[Records for this exercise]:
┌────────

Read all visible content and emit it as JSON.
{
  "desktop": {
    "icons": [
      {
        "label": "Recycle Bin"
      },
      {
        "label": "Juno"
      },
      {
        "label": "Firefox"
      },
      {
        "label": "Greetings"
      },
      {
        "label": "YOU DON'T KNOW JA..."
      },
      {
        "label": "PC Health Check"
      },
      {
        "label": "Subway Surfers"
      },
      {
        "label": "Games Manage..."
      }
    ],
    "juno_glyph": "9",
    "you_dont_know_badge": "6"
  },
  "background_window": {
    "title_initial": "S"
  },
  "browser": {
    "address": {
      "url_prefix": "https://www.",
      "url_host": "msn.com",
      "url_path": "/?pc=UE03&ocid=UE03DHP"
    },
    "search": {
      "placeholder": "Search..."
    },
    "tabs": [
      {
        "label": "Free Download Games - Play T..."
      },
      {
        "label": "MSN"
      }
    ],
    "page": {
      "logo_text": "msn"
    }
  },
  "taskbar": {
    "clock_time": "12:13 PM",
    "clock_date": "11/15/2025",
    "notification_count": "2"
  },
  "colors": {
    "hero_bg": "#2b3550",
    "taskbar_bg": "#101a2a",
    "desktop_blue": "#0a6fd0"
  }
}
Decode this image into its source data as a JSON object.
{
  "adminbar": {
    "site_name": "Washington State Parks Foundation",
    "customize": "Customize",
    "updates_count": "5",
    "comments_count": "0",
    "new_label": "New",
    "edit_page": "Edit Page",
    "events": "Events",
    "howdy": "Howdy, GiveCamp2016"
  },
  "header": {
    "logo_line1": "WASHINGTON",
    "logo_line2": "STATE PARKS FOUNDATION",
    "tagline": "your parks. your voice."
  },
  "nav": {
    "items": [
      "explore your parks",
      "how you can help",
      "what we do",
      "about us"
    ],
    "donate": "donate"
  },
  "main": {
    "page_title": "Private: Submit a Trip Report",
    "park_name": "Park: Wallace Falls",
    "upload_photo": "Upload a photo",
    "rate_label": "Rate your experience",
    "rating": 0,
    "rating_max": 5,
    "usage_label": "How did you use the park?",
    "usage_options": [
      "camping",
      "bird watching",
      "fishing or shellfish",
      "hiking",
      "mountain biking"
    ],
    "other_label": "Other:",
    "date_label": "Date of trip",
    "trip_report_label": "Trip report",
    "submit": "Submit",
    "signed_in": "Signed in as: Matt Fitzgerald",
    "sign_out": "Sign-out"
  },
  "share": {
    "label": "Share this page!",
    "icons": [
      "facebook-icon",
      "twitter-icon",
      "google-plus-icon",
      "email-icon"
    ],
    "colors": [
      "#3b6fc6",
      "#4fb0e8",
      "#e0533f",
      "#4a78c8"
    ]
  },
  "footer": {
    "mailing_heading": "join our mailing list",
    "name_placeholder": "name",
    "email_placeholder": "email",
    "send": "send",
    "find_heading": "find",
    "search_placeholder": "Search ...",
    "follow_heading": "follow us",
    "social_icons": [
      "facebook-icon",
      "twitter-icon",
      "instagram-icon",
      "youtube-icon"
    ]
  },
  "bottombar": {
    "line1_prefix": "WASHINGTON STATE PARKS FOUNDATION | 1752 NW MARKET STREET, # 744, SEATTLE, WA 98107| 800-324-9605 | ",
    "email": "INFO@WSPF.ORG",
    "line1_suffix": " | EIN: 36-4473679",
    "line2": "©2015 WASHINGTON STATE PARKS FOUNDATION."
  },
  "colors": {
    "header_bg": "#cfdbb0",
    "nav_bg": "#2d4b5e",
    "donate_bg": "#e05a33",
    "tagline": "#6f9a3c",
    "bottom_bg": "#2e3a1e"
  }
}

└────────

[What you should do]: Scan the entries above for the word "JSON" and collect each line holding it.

[Answer space]:
Read all visible content and emit it as JSON.
Decode this image into its source data as a JSON object.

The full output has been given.